Imitation may help with understanding accents
I’m sure it’s happened to most people before: you meet someone with a new, interesting, or strong accent, and somewhere in your conversation with them, you feel yourself start slipping into an (often awful) imitation of their speech. When you realise you’re doing it, you feel like a bit of an idiot, and you hope they haven’t noticed.
So, it turns out that accent imitation, besides being used for intentional and accidental mockery of others, can actually help you to understand the speaker’s accent. A study in the Netherlands has shown that if accented speech is repeated, it helps the listener to better understand it.
The participants in the study were first asked to listen to an unfamiliar accent of Dutch. To ensure that the accent was unfamiliar to everyone, the researchers made up a new accent by doing a consistent vowel sound change. After this, the participants were asked to listen to 100 sentences in the unfamiliar accent. Participants were asked to respond to the sentences in different ways: some repeated the sentence aloud while trying to mimic the new accent, some repeated it in their own accent, some transcribed the sentence, and some only listened. When the sentences were tested again, those that had repeated using the unfamiliar accent did far better than the other groups.

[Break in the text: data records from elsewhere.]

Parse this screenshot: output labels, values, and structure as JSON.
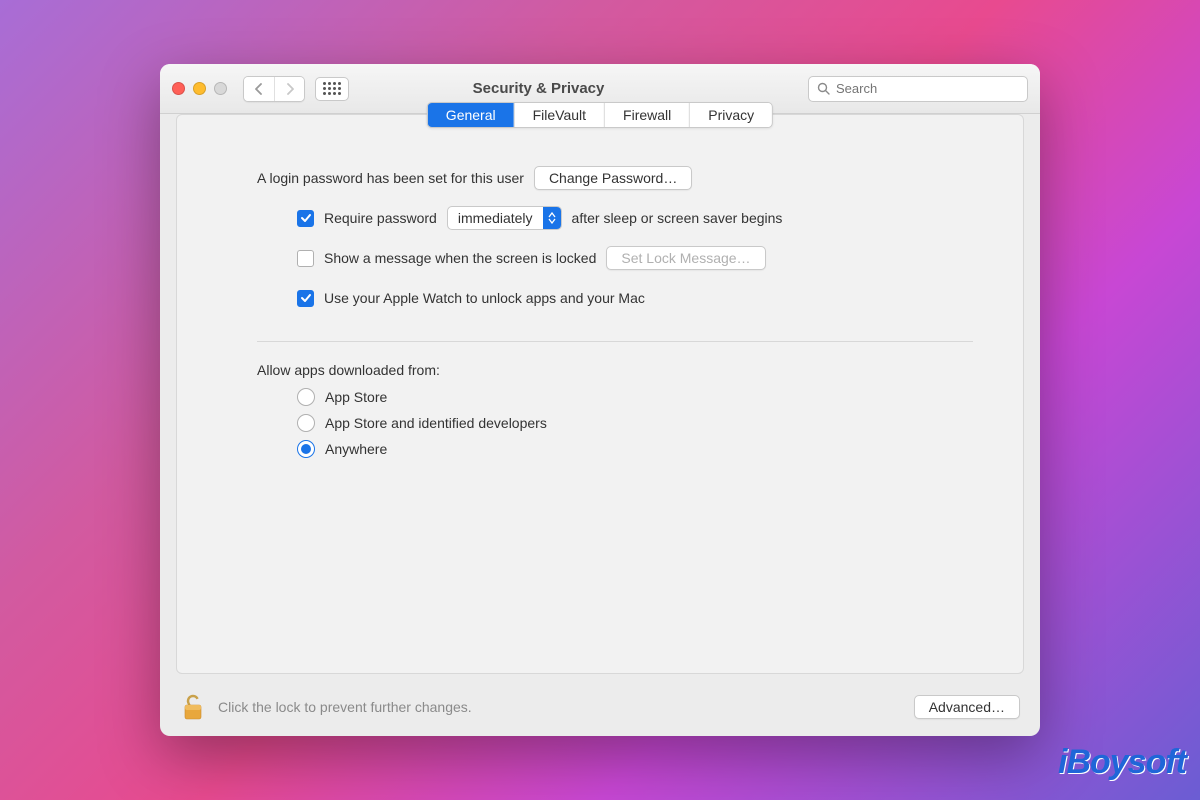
{
  "window": {
    "title": "Security & Privacy"
  },
  "search": {
    "placeholder": "Search"
  },
  "tabs": [
    "General",
    "FileVault",
    "Firewall",
    "Privacy"
  ],
  "active_tab": 0,
  "login_password": {
    "text": "A login password has been set for this user",
    "button": "Change Password…"
  },
  "require_password": {
    "checked": true,
    "label_before": "Require password",
    "select_value": "immediately",
    "label_after": "after sleep or screen saver begins"
  },
  "show_message": {
    "checked": false,
    "label": "Show a message when the screen is locked",
    "button": "Set Lock Message…",
    "button_enabled": false
  },
  "apple_watch": {
    "checked": true,
    "label": "Use your Apple Watch to unlock apps and your Mac"
  },
  "allow_apps": {
    "heading": "Allow apps downloaded from:",
    "options": [
      "App Store",
      "App Store and identified developers",
      "Anywhere"
    ],
    "selected": 2
  },
  "footer": {
    "lock_text": "Click the lock to prevent further changes.",
    "advanced": "Advanced…"
  },
  "watermark": "iBoysoft"
}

Unfortunately, in real life, even if you know this information it’s not very polite to talk to someone while trying to imitate their speech patterns. I suppose if you really wanted to, you could always use this study as justification.
Full article: Science Daily.